* Supplied data *
+--

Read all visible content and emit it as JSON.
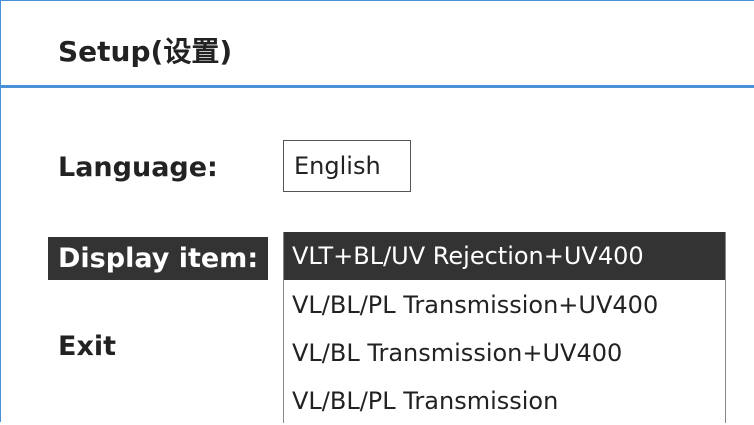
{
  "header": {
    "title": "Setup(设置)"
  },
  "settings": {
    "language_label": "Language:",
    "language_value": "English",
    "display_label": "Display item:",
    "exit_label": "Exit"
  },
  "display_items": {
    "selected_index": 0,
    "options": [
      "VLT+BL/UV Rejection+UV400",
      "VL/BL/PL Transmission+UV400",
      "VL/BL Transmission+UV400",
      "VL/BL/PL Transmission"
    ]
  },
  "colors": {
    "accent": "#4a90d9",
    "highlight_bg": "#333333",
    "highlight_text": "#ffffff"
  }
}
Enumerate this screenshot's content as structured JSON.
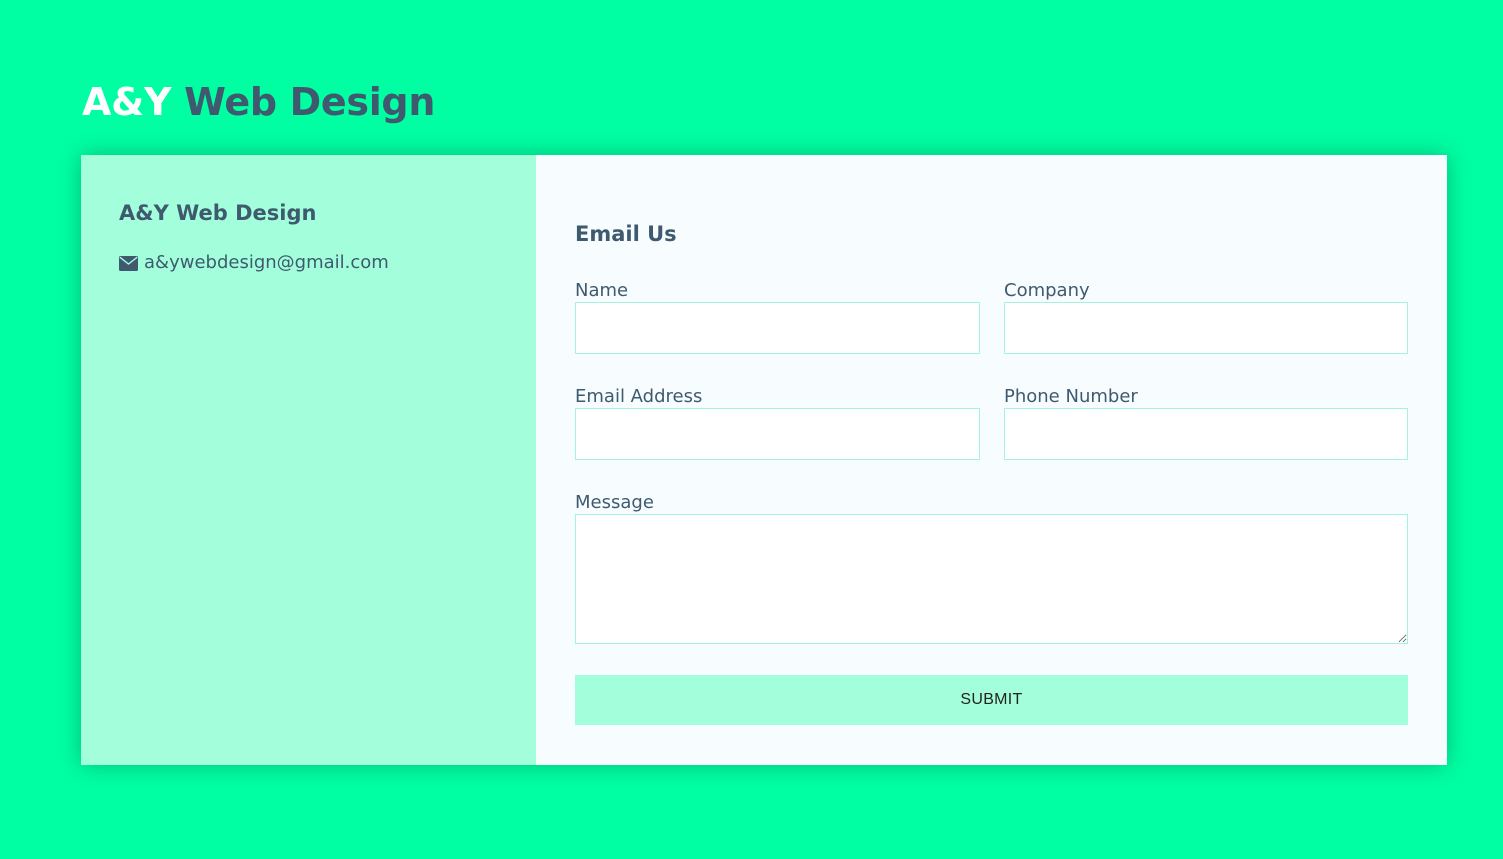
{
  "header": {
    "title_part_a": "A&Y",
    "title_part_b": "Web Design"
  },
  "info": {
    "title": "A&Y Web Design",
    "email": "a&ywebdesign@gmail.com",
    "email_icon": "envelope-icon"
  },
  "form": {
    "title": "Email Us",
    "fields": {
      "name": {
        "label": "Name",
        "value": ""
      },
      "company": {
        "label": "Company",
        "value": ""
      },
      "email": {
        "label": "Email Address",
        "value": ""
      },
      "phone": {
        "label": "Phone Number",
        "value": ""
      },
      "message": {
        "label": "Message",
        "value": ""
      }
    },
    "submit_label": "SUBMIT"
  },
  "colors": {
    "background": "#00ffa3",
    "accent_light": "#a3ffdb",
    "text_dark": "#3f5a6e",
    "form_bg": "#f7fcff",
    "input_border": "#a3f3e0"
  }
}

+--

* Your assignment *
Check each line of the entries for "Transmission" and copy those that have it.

* Solution to this task *
      "VL/BL/PL Transmission+UV400",
      "VL/BL Transmission+UV400",
      "VL/BL/PL Transmission"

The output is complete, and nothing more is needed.